Still Waking Up

ninfia:

im going to inject garlic bread into my blood stream 

(Source: fruitpacks, via dion-thesocialist)

Two of the best-known civil rights organizations practicing armed self-defense were the Deacons for Defense and Justice, which was formally incorporated in Louisiana in 1965 with the explicit purpose of providing armed protection for civil rights activists, and the Lowndes County Freedom Organization (LCFO) of Alabama, a SNCC affiliate that renounced the national organization’s nonviolent philosophy and helped inspire the formation of the Black Panther Party for Self-Defense in northern cities.

The Deacons appeared at protests toting rifles and gained special notoriety when they aimed their guns at firemen who were preparing to unleash hoses on a group of black high school students in Jonesboro, Louisiana, as they picketed for black control of black schools. The LCFO—headed by Stokely Carmichael, who coined the slogan “Black Power”—was staffed by well-armed organizers who increased the number of black voters in Lowndes County from one, when the group was established in 1965, to almost 2,000 a year later.

How ‘Crazy Negroes’ With Guns Helped Kill Jim Crow (via so-treu)

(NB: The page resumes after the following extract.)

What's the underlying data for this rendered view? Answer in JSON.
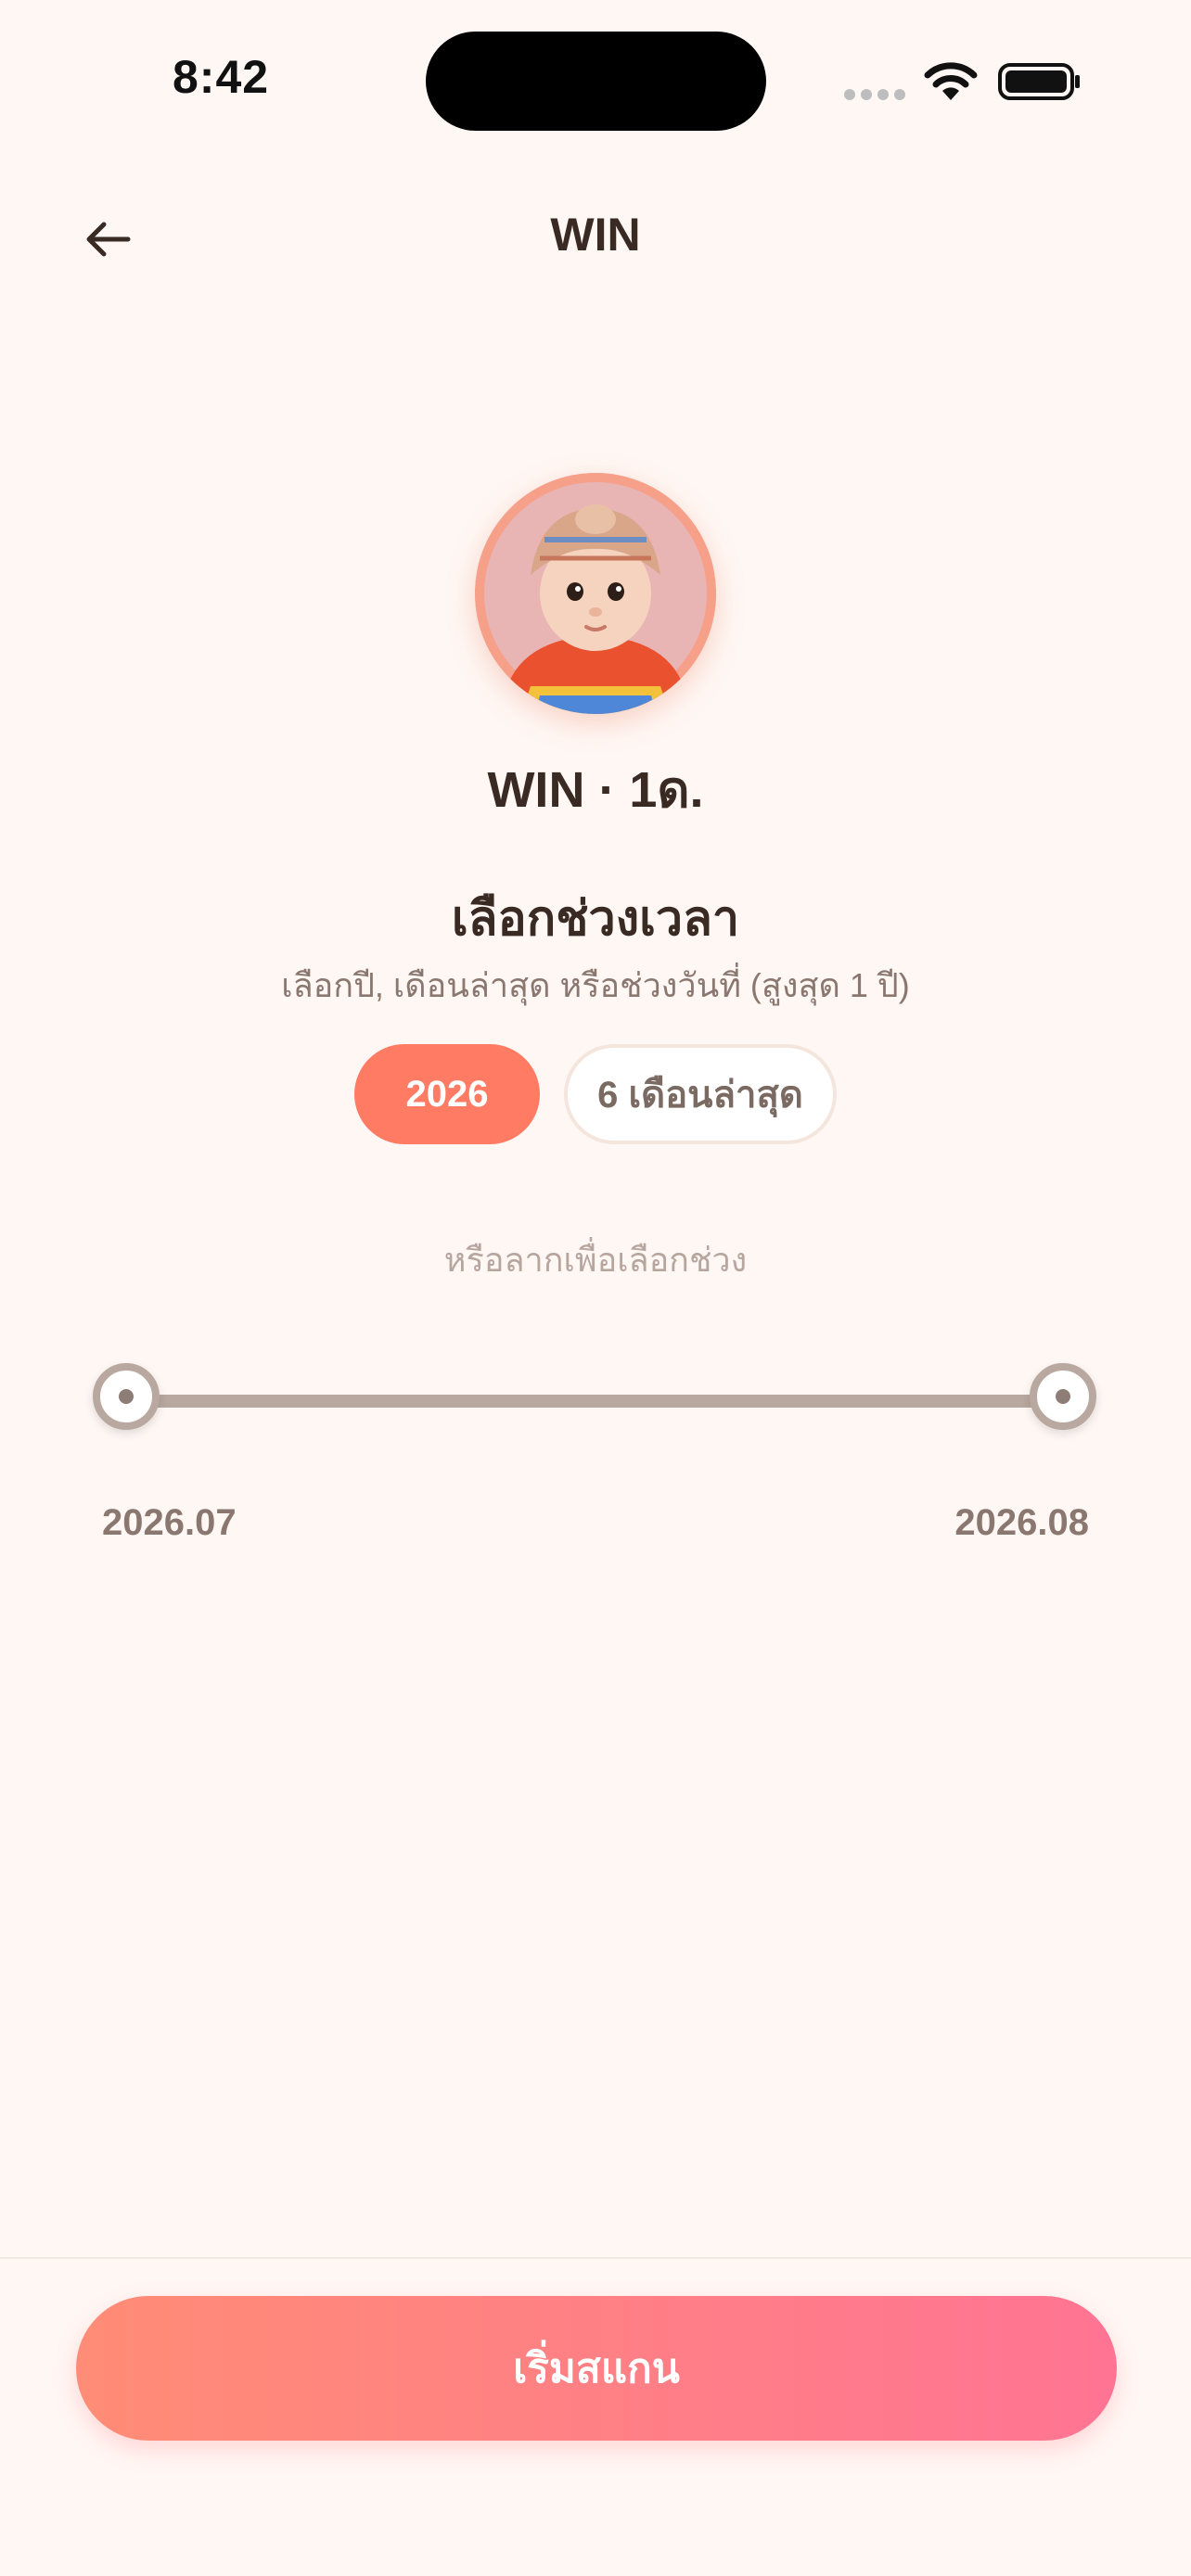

(via dynastylnoire)

homoeroticjahlani:

Can ppl stop making fun of dark skinned ppls skin not showing up in pictures? Its not funny that you can barely see a dark skinned person in a photo. Its because of white supremacist colorist cameras that were created with a white norm in mind. Its simple shit like this we can do in every day life to eradicate colorism in our communities.

Heres some articles on the subject:

Teaching The Camera To See My Skin

Light and Dark: The Racial Biases That Remain In Photography

(via dynastylnoire)

I wish I saw something good in myself.

The idea that women should ‘experiment’ and perform sex acts that they do not want to has become a popular model for women’s sexual behaviour in heterosexual relationships since the ‘sexual revolution’ of the 1960s. It is an idea frequently reinforced and legitimated through sex therapy (see Jeffreys, 1990). Women are still encouraged by therapists to sexually fulfill their male partners, even if they have no desire to do so, or experience pain or discomfort (Tyler, 2008). For example, in the widely recommended self-help manual for women Becoming Orgasmic, therapists Heiman and LoPiccolo encourage women to try anal sex (an increasingly ubiquitous sex practice in pornography) if a male partner is interested in it. The advice from the therapists is: “If any discomfort does occur, try again some other time” (Heiman and LoPiccolo, 1992, p. 187). The central premise is that pain and discomfort for women are not acceptable reasons for discontinuing a sexual practice, but, rather, are reasons for women to undergo further ‘training’, ‘modelling’ and coercion. Instead of understanding that using pornography as a coercive strategy is harmful, sexologists extol pornography’s virtues, stating for example that it is useful for “giving the viewer permission to model the behavior” (Striar and Bartlik, 1999, p. 61).

Exactly what type of behaviour women are expected to model from pornography further exposes the way in which the promotion and legitimation of pornography in sex therapy poses harms to women’s equality. Even at the most respectable end of therapist-recommended pornography, sadomasochistic practices and acts such as double penetration, or DP as it is known in the porn industry, can be easily found. Take for example, the Sinclair Intimacy Institute, run by a “well known and respected sexologist, Dr Mark Schoen” (Black, 2006, p. 117). It consists mainly of an online store that sells therapist-recommended pornography. On the Institute’s Website, customers are assured that the pornography available is reviewed and approved by therapists who choose only “high quality sex positive productions” (Sinclair Intimacy Institute, 2007a, n.p.). Among the list of “sex positive productions” are the mainstream pornography titles The New Devil in Miss Jones, Jenna Loves Pain, and Deepthroat.

The choice of Deepthroat is particularly revealing given the amount of publicity surrounding the circumstances of its production. Linda Marchiano (Linda Lovelace at the time of filming) detailed her extensive abuse at the hands of her husband and pimp in her book Ordeal, explaining how she was forced, sometimes at gun point to perform in pornography (Lovelace, 1980). She once stated that: “every time someone watches that film, they are watching me being raped” (quoted in Dworkin, 1981). That such a film is labelled ‘sex positive’ by therapists should be serious cause for concern. But Deepthroat is not an isolated case.

Big Porn Inc: Exposing the Harms of the Global Pornography Industry

(via plansfornigel)

(Source: exgynocraticgrrl, via dynastylnoire)